Gre. But so is not she.
Tra. For what reason, I beseech you ?
Gre. For this reason, if you'll know,
That she's the choice love of signior Gremio.
Hor. That she's the chosen of signior Hortensio.
Tra. Softly, my masters! if you be gentlemen,
Do me this right, hear me with patience.
Baptista is a noble gentleman,
To whom my father is not all unknown;
And, were his daughter fairer than she is,
She may more suitors have, and me for one.
Fair Leda's daughter had a thousand wooers;
Then well one more may fair Bianca have:
And so she shall ; Lucentio shall make one,
Though Paris came, in hope to speed alone.
Gre. What! this gentleman will out-talk us all.
Luc. Sir, give him head; I know he'll prove a jade.
Pet. Hortensio, to what end are all these words?
Hor. Sir, let me be so bold as to ask you,
Did you yet ever see Baptista's daughter ?
_Tra. No, Sir; but hear I do, that he hath two
The one as famous for a scolding tongue,
As is the other for beauteous modesty.
Pet. Sir, Sir, the first's for me; let her go by.
Gre. Yéa, leave that labour to great Hercules;
And let it be more than Alcides' twelve.
Pet. Sir, understand you this of me, insooth:-
The youngest daughter, whom you hearken for,
· Her father keeps from all access of suitors;
And will not promise her to any man,
Until the elder sister first be wed:
The younger then is free, and not before.
Tra. If it be so, Sir, then you are the man
Must stead us all, and me among the rest;
An if you break the ice, and do this feat,
Achieve the elder, set the younger free
For our access,--whose hap shall be to have her,
Will not so graceless be, to be ingrate.*
Hor. Sir, you say well, and well you do conceive;
And since you do profess to be a suitor,
You must, as we do, gratify this gentleman,
To whom we all rest generally beholden.

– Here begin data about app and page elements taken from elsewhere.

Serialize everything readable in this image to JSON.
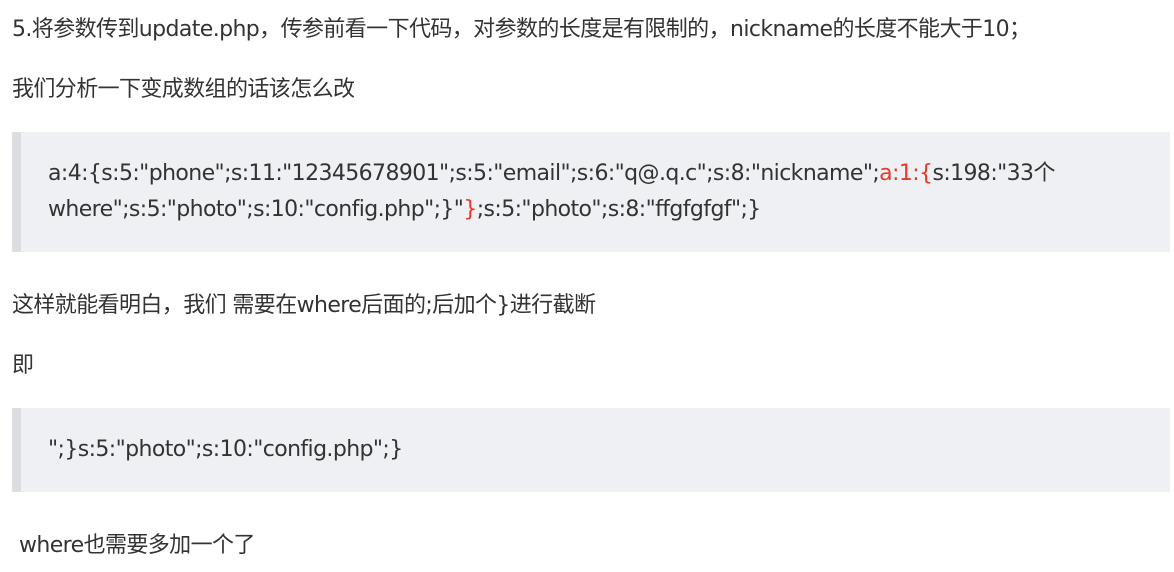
{
  "paragraphs": {
    "p1": "5.将参数传到update.php，传参前看一下代码，对参数的长度是有限制的，nickname的长度不能大于10；",
    "p2": "我们分析一下变成数组的话该怎么改",
    "p3": "这样就能看明白，我们 需要在where后面的;后加个}进行截断",
    "p4": "即",
    "p5": "where也需要多加一个了"
  },
  "quote1": {
    "line1_before": "a:4:{s:5:\"phone\";s:11:\"12345678901\";s:5:\"email\";s:6:\"q@.q.c\";s:8:\"nickname\";",
    "line1_red": "a:1:{",
    "line1_after": "s:198:\"33个",
    "line2_before": "where\";s:5:\"photo\";s:10:\"config.php\";}\"",
    "line2_red": "}",
    "line2_after": ";s:5:\"photo\";s:8:\"ffgfgfgf\";}"
  },
  "quote2": {
    "line1": "\";}s:5:\"photo\";s:10:\"config.php\";}"
  },
  "colors": {
    "text": "#333333",
    "highlight": "#e83a2c",
    "quote_background": "#eff0f3",
    "quote_border": "#dcdde1"
  }
}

Tra. Sir, I shall not be slack : in sign whereof,
Please ye we may contrivet this afternoon,
And quaff carouses to our mistress' health;